Originally Posted by daniel~
You're welcome. :-) Well what I'd do is run a mini test: shoot a dozen of pics, rewind the film but leaving leader outside, then use one of my own perfectly-working camera to finish the rest. It's a quick & economical way to get a roll finished and to find out how the new gear performs.
I happened to have one old ISO 100 12exp. print film in my fridge, so I used it. The results: constant underexposure. I checked the combined voltage of the alkalines with a multimeter and it read 2.55V (2x1.275). Quite normal for half-depleted alkalines and it also confirms my initial theory that the light meter needs constant voltage.
The underexposure was fairly serious (more than 1 stop) and clearly visible also in the prints, so I find it possible that the meter might be calibrated even for 1.55V silver-oxide batteries. On the other hand the age of the camera speaks against that, since in the early 1970s silver-oxides were new technology and most meters were still calibrated for mercury batteries.
So, now I will probably activate a pair of zinc-airs and shoot another roll of negative film with them. Fortunately the Rayovac zinc-airs I use seem to last at least 6 months after activation. No need for expensive WeinCells, which won't last much more than a year after activation either. The Duracell zinc-airs usually deplete in 2-3 months due to more efficient -- in this case too efficient! -- air intakes.
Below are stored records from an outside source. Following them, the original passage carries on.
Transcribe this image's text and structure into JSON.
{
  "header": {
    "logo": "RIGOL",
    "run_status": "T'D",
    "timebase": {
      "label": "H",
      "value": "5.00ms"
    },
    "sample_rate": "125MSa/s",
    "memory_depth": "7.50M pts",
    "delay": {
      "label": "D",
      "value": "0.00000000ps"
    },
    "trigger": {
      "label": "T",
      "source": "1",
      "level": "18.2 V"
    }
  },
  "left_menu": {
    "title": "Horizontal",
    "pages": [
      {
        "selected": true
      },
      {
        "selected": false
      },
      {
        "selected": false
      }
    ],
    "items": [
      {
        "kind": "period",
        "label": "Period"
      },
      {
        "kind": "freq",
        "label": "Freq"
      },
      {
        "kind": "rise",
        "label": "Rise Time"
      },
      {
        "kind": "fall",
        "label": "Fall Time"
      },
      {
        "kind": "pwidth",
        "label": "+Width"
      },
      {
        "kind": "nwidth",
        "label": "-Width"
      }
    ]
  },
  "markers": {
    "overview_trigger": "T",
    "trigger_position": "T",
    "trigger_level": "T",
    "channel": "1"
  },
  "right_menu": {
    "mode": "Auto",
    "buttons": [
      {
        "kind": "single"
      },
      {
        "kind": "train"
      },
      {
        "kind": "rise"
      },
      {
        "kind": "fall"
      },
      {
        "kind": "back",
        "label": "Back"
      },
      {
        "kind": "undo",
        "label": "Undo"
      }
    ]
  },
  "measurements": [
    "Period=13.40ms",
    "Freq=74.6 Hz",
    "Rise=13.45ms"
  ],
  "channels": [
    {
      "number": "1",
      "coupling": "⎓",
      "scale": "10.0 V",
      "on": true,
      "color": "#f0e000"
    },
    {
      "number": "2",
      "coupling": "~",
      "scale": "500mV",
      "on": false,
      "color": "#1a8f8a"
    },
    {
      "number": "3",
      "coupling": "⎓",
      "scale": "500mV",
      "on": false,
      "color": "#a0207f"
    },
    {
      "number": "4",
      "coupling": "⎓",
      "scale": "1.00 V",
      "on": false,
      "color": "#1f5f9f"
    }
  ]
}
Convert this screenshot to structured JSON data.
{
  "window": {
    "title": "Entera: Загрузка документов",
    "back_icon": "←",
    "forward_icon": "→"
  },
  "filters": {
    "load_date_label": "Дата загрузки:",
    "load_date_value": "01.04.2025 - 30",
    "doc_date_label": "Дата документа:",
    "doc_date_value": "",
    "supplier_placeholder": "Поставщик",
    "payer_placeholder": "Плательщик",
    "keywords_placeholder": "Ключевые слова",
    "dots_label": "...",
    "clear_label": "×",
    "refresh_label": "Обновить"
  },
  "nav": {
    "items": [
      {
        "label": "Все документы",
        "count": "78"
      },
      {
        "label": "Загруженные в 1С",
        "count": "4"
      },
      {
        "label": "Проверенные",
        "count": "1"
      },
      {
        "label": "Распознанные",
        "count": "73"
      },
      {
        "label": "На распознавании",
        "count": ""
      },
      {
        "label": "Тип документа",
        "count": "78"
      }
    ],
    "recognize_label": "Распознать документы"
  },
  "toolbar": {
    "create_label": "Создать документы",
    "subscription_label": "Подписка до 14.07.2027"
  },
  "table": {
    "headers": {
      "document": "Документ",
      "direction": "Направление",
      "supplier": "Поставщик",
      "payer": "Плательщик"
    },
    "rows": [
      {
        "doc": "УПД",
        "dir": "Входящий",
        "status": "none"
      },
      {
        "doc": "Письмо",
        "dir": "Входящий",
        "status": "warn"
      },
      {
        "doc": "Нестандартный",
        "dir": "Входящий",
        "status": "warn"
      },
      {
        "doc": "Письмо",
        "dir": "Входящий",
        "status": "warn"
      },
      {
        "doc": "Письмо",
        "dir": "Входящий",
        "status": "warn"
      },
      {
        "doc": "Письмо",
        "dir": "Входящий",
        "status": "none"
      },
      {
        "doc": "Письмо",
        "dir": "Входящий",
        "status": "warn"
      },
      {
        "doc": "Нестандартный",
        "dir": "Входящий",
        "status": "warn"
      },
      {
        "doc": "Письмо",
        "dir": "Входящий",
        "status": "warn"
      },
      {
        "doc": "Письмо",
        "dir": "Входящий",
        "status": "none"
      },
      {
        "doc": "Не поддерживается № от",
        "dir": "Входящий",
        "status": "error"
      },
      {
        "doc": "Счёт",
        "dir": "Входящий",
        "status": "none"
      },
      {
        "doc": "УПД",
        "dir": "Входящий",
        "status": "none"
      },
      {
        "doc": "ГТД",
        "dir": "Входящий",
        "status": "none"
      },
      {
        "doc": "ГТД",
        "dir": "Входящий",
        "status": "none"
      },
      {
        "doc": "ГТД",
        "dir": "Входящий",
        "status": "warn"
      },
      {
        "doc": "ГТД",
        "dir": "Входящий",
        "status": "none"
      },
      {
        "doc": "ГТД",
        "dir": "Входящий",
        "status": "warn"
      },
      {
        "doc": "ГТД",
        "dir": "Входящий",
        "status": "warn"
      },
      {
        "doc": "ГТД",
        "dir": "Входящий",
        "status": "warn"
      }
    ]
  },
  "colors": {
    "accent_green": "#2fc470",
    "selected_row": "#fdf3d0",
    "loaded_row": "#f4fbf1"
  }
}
I will probably take some shots with silver-oxides as well to see the difference.